The little girl, whose name has not been released, was riding the escalator at the mall with her parents and fell at exactly the wrong time. The result, as originally reported by local TV station 7 News, was that she got dragged down by the handrail and was crushed against the shopping center’s floor.
The video below is actually coverage of another incident in which an escalator handrail crushed a little boy in China (serious escalator-related mishaps are more common than you think), but it does a good job of illustrating how the crushing took place in both cases.
The little girl’s incident truly must have been a “terrifying ordeal,” 7 News points out. In the station’s featurette on the incident, they show video of the little girl after tripping and being pinned to the floor facedown by the handrail. As the girl shrieks, her frantic parents try to save her by using a screwdriver on the contraption. Apparently it did not work, though, because security guards soon join in on efforts to free the little girl with several other small tools.
Onlookers attempted to comfort the four year-old girl while she was pinned, but one nearby store owner in particular recounts that just witnessing the horrible scene surrounding the trapped little girl was traumatic.
“I will never forget the screams I heard.”
— 7 News Sydney (@7NewsSydney) March 29, 2016
It is not yet clear exactly how long the girl was trapped, but medics soon arrived at the scene and brought her to a local children’s hospital with arm injuries, writes The Daily Mail. The little girl was given the okay to go home the same day.
The little girl and her parents should count themselves as lucky, because the injuries would have been much more severe and possibly fatal had the escalator not included a safety device. The device, Westfield Mall representatives say, was set to shut down the escalator whenever it encountered any major physical resistance.
On many escalators, such as the one that crushed the little Chinese boy discussed above, no such safety mechanism is in place. This means that the full force of the escalator’s machinery continuously bore down on the Chinese boy like a heavy weight being pressed down on his chest for an extended period of time. In the little girl’s case, the heavy weight let up almost immediately thanks to the mall’s safety preparedness.
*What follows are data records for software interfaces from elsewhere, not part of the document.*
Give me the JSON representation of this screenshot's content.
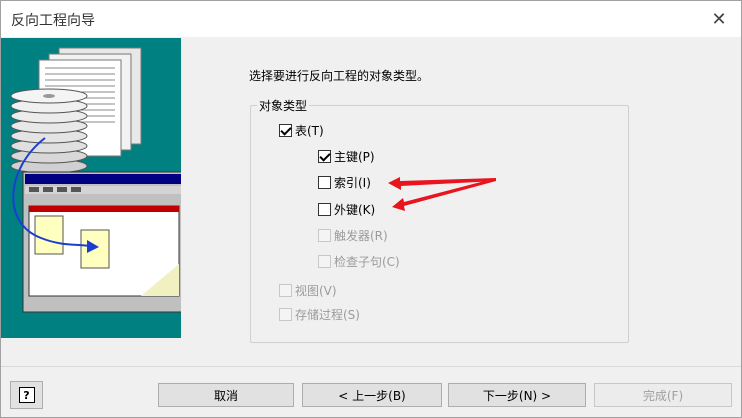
{
  "window": {
    "title": "反向工程向导"
  },
  "main": {
    "prompt": "选择要进行反向工程的对象类型。",
    "group_label": "对象类型",
    "options": [
      {
        "label": "表(T)",
        "checked": true,
        "enabled": true
      },
      {
        "label": "主键(P)",
        "checked": true,
        "enabled": true
      },
      {
        "label": "索引(I)",
        "checked": false,
        "enabled": true
      },
      {
        "label": "外键(K)",
        "checked": false,
        "enabled": true
      },
      {
        "label": "触发器(R)",
        "checked": false,
        "enabled": false
      },
      {
        "label": "检查子句(C)",
        "checked": false,
        "enabled": false
      },
      {
        "label": "视图(V)",
        "checked": false,
        "enabled": false
      },
      {
        "label": "存储过程(S)",
        "checked": false,
        "enabled": false
      }
    ]
  },
  "buttons": {
    "help": "?",
    "cancel": "取消",
    "back": "< 上一步(B)",
    "next": "下一步(N) >",
    "finish": "完成(F)"
  },
  "colors": {
    "illustration_bg": "#008080",
    "annotation_arrow": "#e8141e"
  }
}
Jason Chambers, representative of an Australian child accident prevention organization, commented on how very lucky the country’s population had been in terms of avoiding escalator-related injuries.
“We’ve been quite lucky that we haven’t really seen that many severe accidents in Australia recently, but there have been quite a number of severe injuries overseas, including some fatalities,” he noted.
The little Chinese boy mentioned above is just one example of what Chambers is referring to. The American Association for Justice says that in 2013, there were 12,260 escalator-related deaths or injuries in the U.S. alone. Each year, the report says, the number of incidents increases.
What is wrong with so many of this escalator accidents? https://t.co/nQiGLMvDSu
— botak chan (@botak_chan) February 10, 2016
Parents are little by little beginning to realize the risks posed by escalators, too, reveals the 7 News video.
“It’s dangerous, so you have to pay extra attention to them,” said one mother.
“I get too worried if I go on it,” said another.
“I’ve seen a couple of people fall over,” said a third.
So the message is clear:don’t underestimate escalators. It is a lesson one little girl in Sydney learned the hard way.
As for the girl, it is safe to bet that next time, she’ll be taking the stairs.
[Photo by Jeff Chiu/AP Images]